With respect to PA Kennedy, it is argued that Murray's sole averment that Kennedy had him placed on an antibiotic on November 29, 2004 does not rise to the level of an actionable claim of deliberate indifference.
Pursuant to the Supreme Court's decision in Estelle v. Gamble, 429 U.S. 97 (1976), an inmate plaintiff must demonstrate that prison officials have breached the standard of medical treatment to which he was entitled. The government has an "obligation to provide medical care for those whom it is punishing by incarceration." Id. at 103. However, a constitutional violation does not arise unless there is "deliberate indifference to serious medical needs of prisoners" which constitutes "unnecessary and wanton infliction of pain." Id. at 104 (citation omitted). A later decision by the Supreme Court established that the proper analysis for deliberate indifference is whether a prison official "acted or failed to act despite his knowledge of a substantial risk of serious harm." Farmer v. Brennan, 511 U.S. 825, 841 (1994).
Thus, a complaint that a physician or a medical department "has been negligent in diagnosing or treating a medical condition does not state a valid claim of medical mistreatment under the Eighth Amendment [as] medical malpractice does not become a constitutional violation merely because the victim is a prisoner." Estelle, 429 U.S. at 106. Where a prisoner has actually been provided with medical treatment, one cannot always conclude that, if such treatment was inadequate, it was no more than mere negligence. See Durmer v. O'Carroll, 991 F.2d 64, 69 (3d Cir. 1993). It is true, however, that if inadequate treatment results simply from an error in medical judgment, there is no constitutional violation. See id.
Deliberate indifference requires more than a medical error. Rather, it must be shown that a prison official failed to take appropriate action despite his/her knowledge that such conduct would create a substantial risk of serious harm.
As with PA Davis, the amended complaint describes Defendant Kennedy as being a PA who conducted sick call in the SCIRockview mental health unit. Based on a review of Plaintiff's allegations, there are no viable assertions that PA Kennedy caused or acquiesced in any unjustified delays with respect to Plaintiff's medical treatment while at SCI-Rockview. There are also no assertions that Kennedy failed to implement a course of treatment recommended by a treating physician.
On the contrary, the only specific averment regarding Kennedy is that upon seeing the Plaintiff's left eye injury, she directed that he be placed on an antibiotic for two weeks and that Murray began receiving the prescribed medication the following day. Such purported conduct does set forth a viable deliberate indifference claim under Estelle.

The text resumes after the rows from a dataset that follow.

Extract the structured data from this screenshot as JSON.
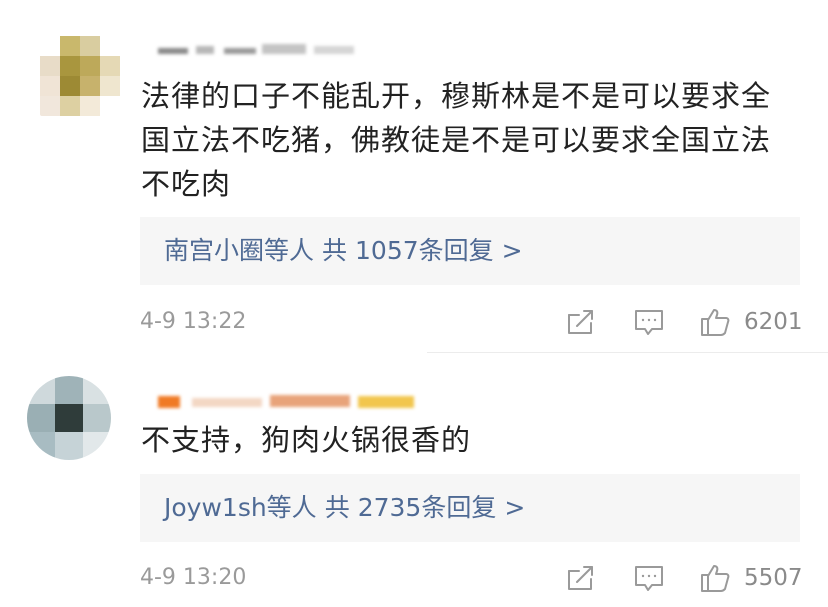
{
  "comments": [
    {
      "text": "法律的口子不能乱开，穆斯林是不是可以要求全\n国立法不吃猪，佛教徒是不是可以要求全国立法\n不吃肉",
      "replies": {
        "names": "南宫小圈等人",
        "prefix": "共",
        "count": "1057",
        "suffix": "条回复",
        "arrow": ">"
      },
      "timestamp": "4-9 13:22",
      "likes": "6201",
      "icons": [
        "share-icon",
        "comment-icon",
        "like-icon"
      ]
    },
    {
      "text": "不支持，狗肉火锅很香的",
      "replies": {
        "names": "Joyw1sh等人",
        "prefix": "共",
        "count": "2735",
        "suffix": "条回复",
        "arrow": ">"
      },
      "timestamp": "4-9 13:20",
      "likes": "5507",
      "icons": [
        "share-icon",
        "comment-icon",
        "like-icon"
      ]
    }
  ],
  "colors": {
    "link": "#4f6a94",
    "text": "#222222",
    "meta": "#9a9a9a",
    "reply_bg": "#f6f6f6"
  }
}
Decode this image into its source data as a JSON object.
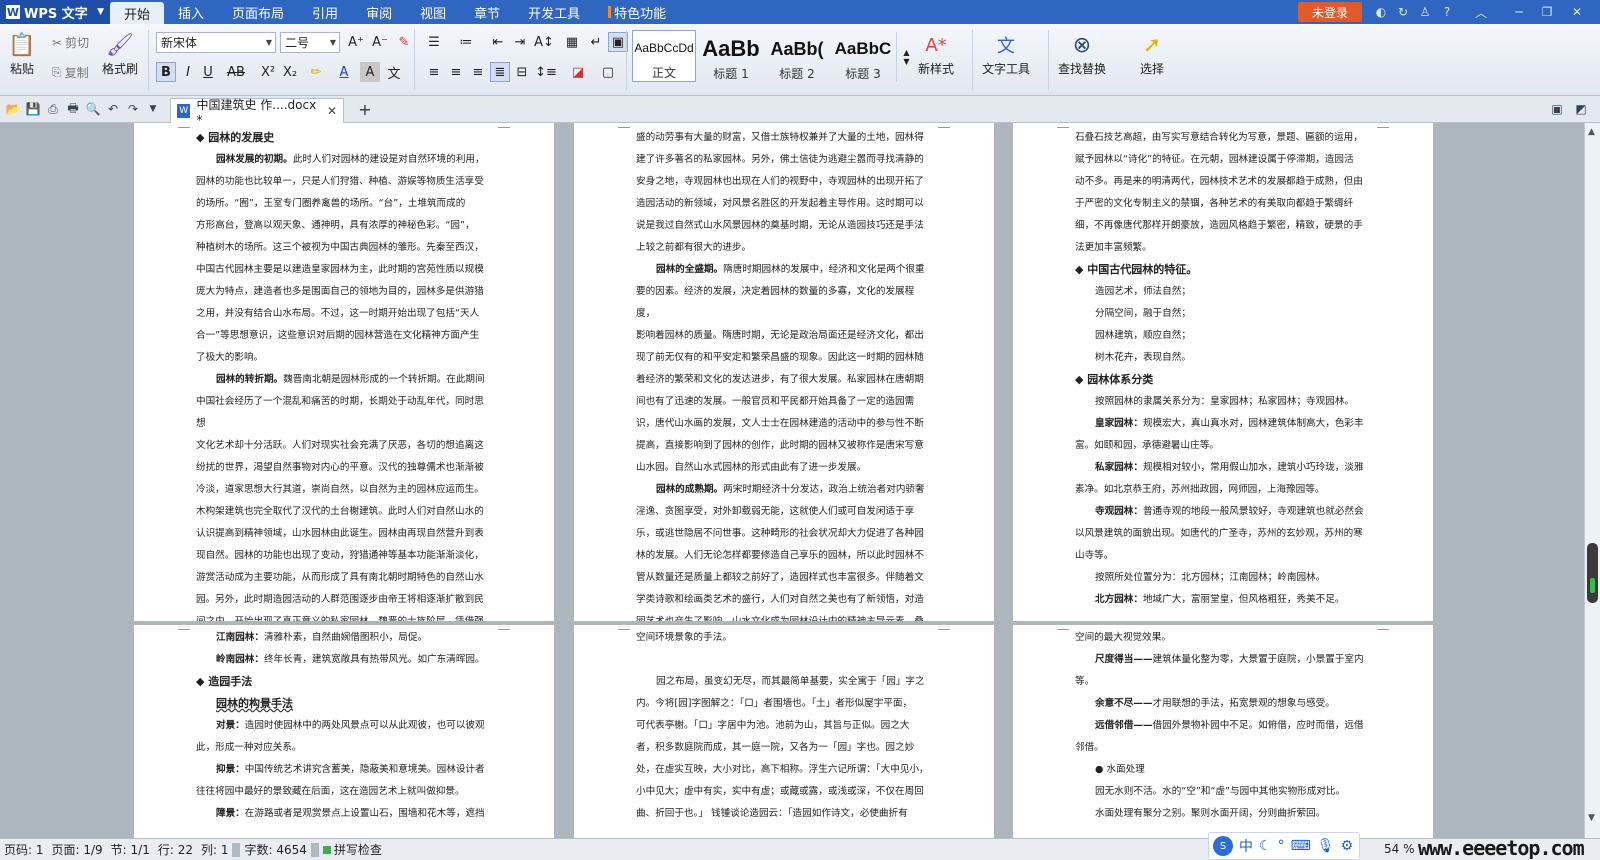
{
  "app": {
    "name": "WPS 文字",
    "login": "未登录"
  },
  "menu": [
    "开始",
    "插入",
    "页面布局",
    "引用",
    "审阅",
    "视图",
    "章节",
    "开发工具",
    "特色功能"
  ],
  "ribbon": {
    "paste": "粘贴",
    "cut": "剪切",
    "copy": "复制",
    "format_painter": "格式刷",
    "font_name": "新宋体",
    "font_size": "二号",
    "styles": [
      {
        "preview": "AaBbCcDd",
        "name": "正文"
      },
      {
        "preview": "AaBb",
        "name": "标题 1"
      },
      {
        "preview": "AaBb(",
        "name": "标题 2"
      },
      {
        "preview": "AaBbC",
        "name": "标题 3"
      }
    ],
    "new_style": "新样式",
    "text_tools": "文字工具",
    "find_replace": "查找替换",
    "select": "选择"
  },
  "tab": {
    "filename": "中国建筑史 作....docx *"
  },
  "pages": {
    "p1": [
      {
        "t": "◆ 园林的发展史",
        "c": "h"
      },
      {
        "t": "园林发展的初期。此时人们对园林的建设是对自然环境的利用，",
        "c": "ind",
        "lead": "园林发展的初期。"
      },
      {
        "t": "园林的功能也比较单一，只是人们狩猎、种植、游娱等物质生活享受"
      },
      {
        "t": "的场所。“囿”，王室专门圈养禽兽的场所。“台”，土堆筑而成的"
      },
      {
        "t": "方形高台，登高以观天象、通神明，具有浓厚的神秘色彩。“园”，"
      },
      {
        "t": "种植树木的场所。这三个被视为中国古典园林的雏形。先秦至西汉，"
      },
      {
        "t": "中国古代园林主要是以建造皇家园林为主，此时期的宫苑性质以规模"
      },
      {
        "t": "庞大为特点，建造者也多是围面自己的领地为目的，园林多是供游猎"
      },
      {
        "t": "之用，并没有结合山水布局。不过，这一时期开始出现了包括“天人"
      },
      {
        "t": "合一”等思想意识，这些意识对后期的园林营造在文化精神方面产生"
      },
      {
        "t": "了极大的影响。"
      },
      {
        "t": "园林的转折期。魏晋南北朝是园林形成的一个转折期。在此期间",
        "c": "ind",
        "lead": "园林的转折期。"
      },
      {
        "t": "中国社会经历了一个混乱和痛苦的时期，长期处于动乱年代，同时思想"
      },
      {
        "t": "文化艺术却十分活跃。人们对现实社会充满了厌恶，各切的想追离这"
      },
      {
        "t": "纷扰的世界，渴望自然事物对内心的平意。汉代的独尊儒术也渐渐被"
      },
      {
        "t": "冷淡，道家思想大行其道，崇尚自然，以自然为主的园林应运而生。"
      },
      {
        "t": "木构架建筑也完全取代了汉代的土台榭建筑。此时人们对自然山水的"
      },
      {
        "t": "认识提高到精神领域，山水园林由此诞生。园林由再现自然营升到表"
      },
      {
        "t": "现自然。园林的功能也出现了变动，狩猎通神等基本功能渐渐淡化，"
      },
      {
        "t": "游赏活动成为主要功能，从而形成了具有南北朝时期特色的自然山水"
      },
      {
        "t": "园。另外，此时期造园活动的人群范围逐步由帝王将相逐渐扩散到民"
      },
      {
        "t": "间之中，开始出现了真正意义的私家园林。魏晋的士族阶层，凭借强"
      }
    ],
    "p2": [
      {
        "t": "盛的动劳事有大量的财富，又借士族特权兼并了大量的土地，园林得"
      },
      {
        "t": "建了许多著名的私家园林。另外，佛土信徒为逃避尘嚣而寻找清静的"
      },
      {
        "t": "安身之地，寺观园林也出现在人们的视野中，寺观园林的出现开拓了"
      },
      {
        "t": "造园活动的新领域，对风景名胜区的开发起着主导作用。这时期可以"
      },
      {
        "t": "说是我过自然式山水风景园林的奠基时期，无论从造园技巧还是手法"
      },
      {
        "t": "上较之前都有很大的进步。"
      },
      {
        "t": "园林的全盛期。隋唐时期园林的发展中，经济和文化是两个很重",
        "c": "ind",
        "lead": "园林的全盛期。"
      },
      {
        "t": "要的因素。经济的发展，决定着园林的数量的多寡，文化的发展程度，"
      },
      {
        "t": "影响着园林的质量。隋唐时期，无论是政治局面还是经济文化，都出"
      },
      {
        "t": "现了前无仅有的和平安定和繁荣昌盛的现象。因此这一时期的园林随"
      },
      {
        "t": "着经济的繁荣和文化的发达进步，有了很大发展。私家园林在唐朝期"
      },
      {
        "t": "间也有了迅速的发展。一般官员和平民都开始具备了一定的造园需"
      },
      {
        "t": "识，唐代山水画的发展，文人士士在园林建造的活动中的参与性不断"
      },
      {
        "t": "提高，直接影响到了园林的创作，此时期的园林又被称作是唐宋写意"
      },
      {
        "t": "山水园。自然山水式园林的形式由此有了进一步发展。"
      },
      {
        "t": "园林的成熟期。两宋时期经济十分发达，政治上统治者对内骄奢",
        "c": "ind",
        "lead": "园林的成熟期。"
      },
      {
        "t": "淫逸、贪图享受，对外卸载弱无能，这就使人们或可自发闲适于享"
      },
      {
        "t": "乐，或逃世隐居不问世事。这种畸形的社会状况却大力促进了各种园"
      },
      {
        "t": "林的发展。人们无论怎样都要修造自己享乐的园林，所以此时园林不"
      },
      {
        "t": "管从数量还是质量上都较之前好了，造园样式也丰富很多。伴随着文"
      },
      {
        "t": "学类诗歌和绘画类艺术的盛行，人们对自然之美也有了新领悟，对造"
      },
      {
        "t": "园艺术也产生了影响。山水文化成为园林设计中的精神主导元素，叠"
      }
    ],
    "p3": [
      {
        "t": "石叠石技艺高超，由写实写意结合转化为写意，景题、匾额的运用，"
      },
      {
        "t": "赋予园林以“诗化”的特征。在元朝，园林建设属于停滞期，造园活"
      },
      {
        "t": "动不多。再是来的明清两代，园林技术艺术的发展都趋于成熟，但由"
      },
      {
        "t": "于严密的文化专制主义的禁锢，各种艺术的有美取向都趋于繁缛纤"
      },
      {
        "t": "细，不再像唐代那样开朗豪放，造园风格趋于繁密，精致，硬景的手"
      },
      {
        "t": "法更加丰富频繁。"
      },
      {
        "t": "◆ 中国古代园林的特征。",
        "c": "h"
      },
      {
        "t": "造园艺术，师法自然；",
        "c": "ind"
      },
      {
        "t": "分隔空间，融于自然；",
        "c": "ind"
      },
      {
        "t": "园林建筑，顺应自然；",
        "c": "ind"
      },
      {
        "t": "树木花卉，表现自然。",
        "c": "ind"
      },
      {
        "t": "◆ 园林体系分类",
        "c": "h"
      },
      {
        "t": "按照园林的隶属关系分为：皇家园林；私家园林；寺观园林。",
        "c": "ind"
      },
      {
        "t": "皇家园林：规模宏大，真山真水对，园林建筑体制高大，色彩丰",
        "c": "ind",
        "lead": "皇家园林："
      },
      {
        "t": "富。如颐和园，承德避暑山庄等。"
      },
      {
        "t": "私家园林：规模相对较小，常用假山加水，建筑小巧玲珑，淡雅",
        "c": "ind",
        "lead": "私家园林："
      },
      {
        "t": "素净。如北京恭王府，苏州拙政园，网师园，上海豫园等。"
      },
      {
        "t": "寺观园林：普通寺观的地段一般风景较好，寺观建筑也就必然会",
        "c": "ind",
        "lead": "寺观园林："
      },
      {
        "t": "以风景建筑的面貌出现。如唐代的广圣寺，苏州的玄妙观，苏州的寒"
      },
      {
        "t": "山寺等。"
      },
      {
        "t": "按照所处位置分为：北方园林；江南园林；岭南园林。",
        "c": "ind"
      },
      {
        "t": "北方园林：地域广大，富丽堂皇，但风格粗狂，秀美不足。",
        "c": "ind",
        "lead": "北方园林："
      }
    ],
    "p4": [
      {
        "t": "江南园林：清雅朴素，自然曲婉借图积小，局促。",
        "c": "ind",
        "lead": "江南园林："
      },
      {
        "t": "岭南园林：终年长青，建筑宽敞具有热带风光。如广东清晖园。",
        "c": "ind",
        "lead": "岭南园林："
      },
      {
        "t": "◆ 造园手法",
        "c": "h"
      },
      {
        "t": "园林的构景手法",
        "c": "h2"
      },
      {
        "t": "对景：造园时使园林中的两处风景点可以从此观彼，也可以彼观",
        "c": "ind",
        "lead": "对景："
      },
      {
        "t": "此，形成一种对应关系。"
      },
      {
        "t": "抑景：中国传统艺术讲究含蓄美，隐蔽美和意境美。园林设计者",
        "c": "ind",
        "lead": "抑景："
      },
      {
        "t": "往往将园中最好的景致藏在后面，这在造园艺术上就叫做抑景。"
      },
      {
        "t": "障景：在游路或者是观赏景点上设置山石，围墙和花木等，遮挡",
        "c": "ind",
        "lead": "障景："
      }
    ],
    "p5": [
      {
        "t": "空间环境景象的手法。"
      },
      {
        "t": ""
      },
      {
        "t": "园之布局，虽变幻无尽，而其最简单基要，实全寓于「园」字之",
        "c": "ind"
      },
      {
        "t": "内。今将[园]字图解之：「口」者围墙也。「土」者形似屋宇平面，"
      },
      {
        "t": "可代表亭榭。「口」字居中为池。池前为山，其旨与正似。园之大"
      },
      {
        "t": "者，积多数庭院而成，其一庭一院，又各为一「园」字也。园之妙"
      },
      {
        "t": "处，在虚实互映，大小对比，高下相称。浮生六记所谓：「大中见小，"
      },
      {
        "t": "小中见大；虚中有实，实中有虚；或藏或露，或浅或深，不仅在周回"
      },
      {
        "t": "曲、折回于也。」  钱锺谈论造园云：「造园如作诗文，必使曲折有"
      }
    ],
    "p6": [
      {
        "t": "空间的最大视觉效果。"
      },
      {
        "t": "尺度得当——建筑体量化整为零，大景置于庭院，小景置于室内",
        "c": "ind",
        "lead": "尺度得当——"
      },
      {
        "t": "等。"
      },
      {
        "t": "余意不尽——才用联想的手法，拓宽景观的想象与感受。",
        "c": "ind",
        "lead": "余意不尽——"
      },
      {
        "t": "远借邻借——借园外景物补园中不足。如俯借，应时而借，远借",
        "c": "ind",
        "lead": "远借邻借——"
      },
      {
        "t": "邻借。"
      },
      {
        "t": "● 水面处理",
        "c": "ind"
      },
      {
        "t": "园无水则不活。水的“空”和“虚”与园中其他实物形成对比。",
        "c": "ind"
      },
      {
        "t": "水面处理有聚分之别。聚则水面开阔，分则曲折萦回。",
        "c": "ind"
      },
      {
        "t": "",
        "c": "ind"
      }
    ]
  },
  "status": {
    "page_no": "页码: 1",
    "page": "页面: 1/9",
    "section": "节: 1/1",
    "row": "行: 22",
    "col": "列: 1",
    "words": "字数: 4654",
    "spell": "拼写检查",
    "zoom": "54 %",
    "ime": "中"
  },
  "watermark": "www.eeeetop.com"
}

In conclusion, the Plaintiff's allegations at best challenge the quality of his medical care provided by PA Kennedy, claims which under Estelle are not properly asserted under § 1983. An appropriate Order will enter.*fn2
AND NOW, THIS 3rd DAY OF MARCH, 2006, IT IS HEREBY ORDERED THAT:
1. Defendants Kennedy and Davis' motion to dismiss (Doc. 36) is granted.
2. Dismissal is entered in favor of Physician Assistants Kathleen Kennedy and Jane Davis
Richard P. Conaboy United States DistrictJudge